- Finally, the Republican wave went beyond Congress, and into State Houses across America, with the GOP pulling off gubernatorial upsets in Maryland, a deep blue state that unexpectedly elected Republican Larry Hogan in a landslide over Democrat Anthony Brown, and Kansas where Gov. Sam Brownback was re-elected, despite many believing he would be defeated.
- Currently Democratic governorships that turned red Tuesday include Massachusetts, where Martha Coakley lost it for the Democrats again; and Illinois, where Republican Bruce Rauner defeated Gov. Pat Quinn. It was a banner night for vulnerable Republican gubernatorial incumbents, as well, including Govs. Paul LePage (MI), Rick Scott (FL), Rick Snyder (MI), and Scott Walker (WI).
- All in all, Republicans are waking up today jubilant, and Democrats handily defeated. The numbers alone could tell us that story, but the effects of this election will stretch into the next two years: Barack Obama’s last in the White House, and beyond, with implications for the 2016 presidential election.
- The United States government is officially split for two years, between a Democratic president and a fully Republican Congress. What will this mean for the agendas of both President Obama and new Republican majorities? It’s shouldn’t take us long to find out.
- Whiteboard Wednesday All the TV networks have their giant, fancy high-tech touch screen boards…but at Wake Up To Politics, we have a whiteboard!
- If you follow me on Twitter, then you should be all too familiar with my whiteboard (which I used in the weeks leading up to the 2012 presidential election to draw – by hand – predictions in the race, and updated throughout Tuesday night to reflect the race for control of the Senate).

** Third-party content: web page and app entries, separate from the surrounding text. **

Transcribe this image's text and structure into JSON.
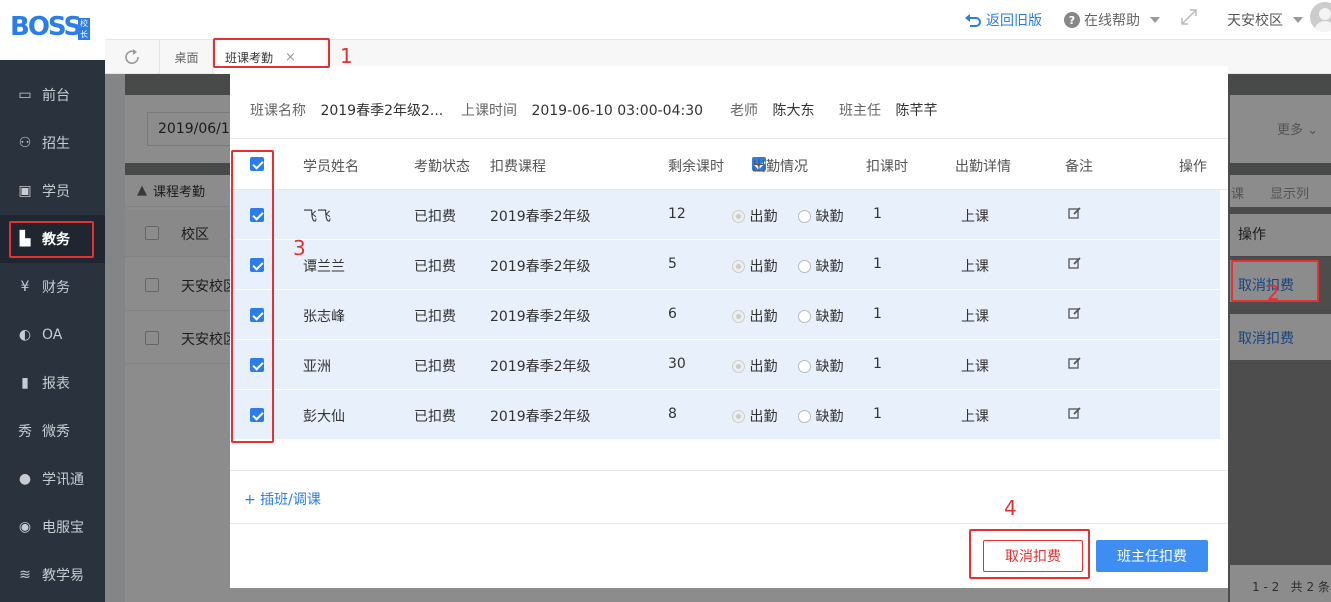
{
  "app": {
    "logo_text": "BOSS",
    "logo_sub": "校长"
  },
  "topbar": {
    "back_old": "返回旧版",
    "help": "在线帮助",
    "campus": "天安校区"
  },
  "tabs": [
    {
      "label": "桌面"
    },
    {
      "label": "班课考勤",
      "close": "×"
    }
  ],
  "sidebar": {
    "items": [
      {
        "label": "前台",
        "icon": "calendar-icon"
      },
      {
        "label": "招生",
        "icon": "user-add-icon"
      },
      {
        "label": "学员",
        "icon": "id-card-icon"
      },
      {
        "label": "教务",
        "icon": "board-icon",
        "active": true
      },
      {
        "label": "财务",
        "icon": "yen-icon"
      },
      {
        "label": "OA",
        "icon": "chat-icon"
      },
      {
        "label": "报表",
        "icon": "bar-chart-icon"
      },
      {
        "label": "微秀",
        "icon": "xiu-icon"
      },
      {
        "label": "学讯通",
        "icon": "location-icon"
      },
      {
        "label": "电服宝",
        "icon": "phone-icon"
      },
      {
        "label": "教学易",
        "icon": "book-icon"
      }
    ]
  },
  "background": {
    "date": "2019/06/10",
    "more": "更多",
    "section_title": "课程考勤",
    "col_campus": "校区",
    "col_action": "操作",
    "toolbar_right": [
      "课",
      "显示列"
    ],
    "rows": [
      {
        "campus": "天安校区",
        "action": "取消扣费"
      },
      {
        "campus": "天安校区",
        "action": "取消扣费"
      }
    ],
    "pagination": "1 - 2   共 2 条"
  },
  "modal": {
    "info": {
      "class_label": "班课名称",
      "class_value": "2019春季2年级2...",
      "time_label": "上课时间",
      "time_value": "2019-06-10 03:00-04:30",
      "teacher_label": "老师",
      "teacher_value": "陈大东",
      "head_label": "班主任",
      "head_value": "陈芊芊"
    },
    "columns": {
      "name": "学员姓名",
      "status": "考勤状态",
      "course": "扣费课程",
      "remaining": "剩余课时",
      "attendance": "出勤情况",
      "deduct": "扣课时",
      "detail": "出勤详情",
      "note": "备注",
      "action": "操作"
    },
    "rows": [
      {
        "name": "飞飞",
        "status": "已扣费",
        "course": "2019春季2年级",
        "remaining": "12",
        "present": "出勤",
        "absent": "缺勤",
        "deduct": "1",
        "detail": "上课"
      },
      {
        "name": "谭兰兰",
        "status": "已扣费",
        "course": "2019春季2年级",
        "remaining": "5",
        "present": "出勤",
        "absent": "缺勤",
        "deduct": "1",
        "detail": "上课"
      },
      {
        "name": "张志峰",
        "status": "已扣费",
        "course": "2019春季2年级",
        "remaining": "6",
        "present": "出勤",
        "absent": "缺勤",
        "deduct": "1",
        "detail": "上课"
      },
      {
        "name": "亚洲",
        "status": "已扣费",
        "course": "2019春季2年级",
        "remaining": "30",
        "present": "出勤",
        "absent": "缺勤",
        "deduct": "1",
        "detail": "上课"
      },
      {
        "name": "彭大仙",
        "status": "已扣费",
        "course": "2019春季2年级",
        "remaining": "8",
        "present": "出勤",
        "absent": "缺勤",
        "deduct": "1",
        "detail": "上课"
      }
    ],
    "add_link": "+ 插班/调课",
    "cancel_button": "取消扣费",
    "confirm_button": "班主任扣费"
  },
  "annotations": [
    "1",
    "2",
    "3",
    "4"
  ],
  "colors": {
    "accent": "#2b7de9",
    "annotation": "#e43131",
    "row_bg": "#e8f0fc",
    "sidebar": "#29323d"
  }
}
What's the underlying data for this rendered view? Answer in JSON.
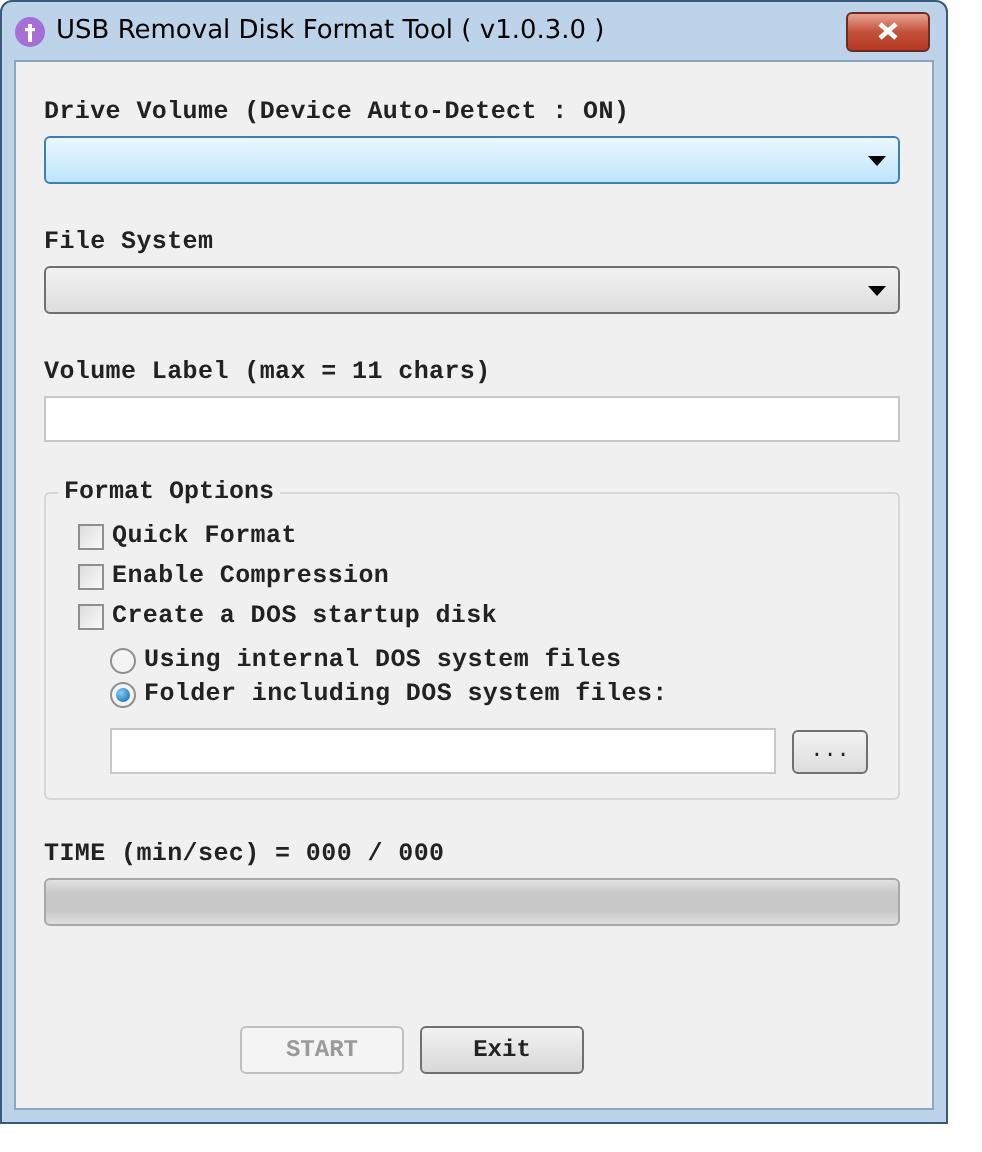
{
  "window": {
    "title": "USB Removal Disk Format Tool ( v1.0.3.0 )"
  },
  "drive_volume": {
    "label": "Drive Volume (Device Auto-Detect : ON)",
    "focused": true
  },
  "file_system": {
    "label": "File System",
    "focused": false
  },
  "volume_label": {
    "label": "Volume Label (max = 11 chars)"
  },
  "format_options": {
    "title": "Format Options",
    "checkboxes": [
      {
        "label": "Quick Format",
        "checked": false
      },
      {
        "label": "Enable Compression",
        "checked": false
      },
      {
        "label": "Create a DOS startup disk",
        "checked": false
      }
    ],
    "radios": [
      {
        "label": "Using internal DOS system files",
        "selected": false
      },
      {
        "label": "Folder including DOS system files:",
        "selected": true
      }
    ],
    "browse_button": "..."
  },
  "time": {
    "label": "TIME (min/sec) = 000 / 000",
    "level": 0
  },
  "buttons": [
    {
      "label": "START",
      "disabled": true
    },
    {
      "label": "Exit",
      "disabled": false
    }
  ]
}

- Now, in Whiteboard Wednesday’s triumphant return after over two years of dormancy…I present: the Wake Up To Politics official map of the Senate 2014:
- NOTE: On the back of my whiteboard, I kept track of the Senate math throughout the night, which counts up what the map portrays. On the map, states with no Senate race this year are white – but they are counted for the party that holds them here. This is the math so far, not including the three states colored black on the map, which represent undecided races.
- PLEASE look at the whiteboard here in the PDF version!
White House Watch
- The President’s Schedule After a shellacking for his party in Tuesday’s midterm elections, President Barack Obama will hold a rare White House press conference at 2:50 PM Eastern Time today.
- The press conference, first announced in a tweet by White House press secretary Josh Earnest, will be Obama’s chance to “share his take” on the midterms, devastating to his party and his agenda for the next two years.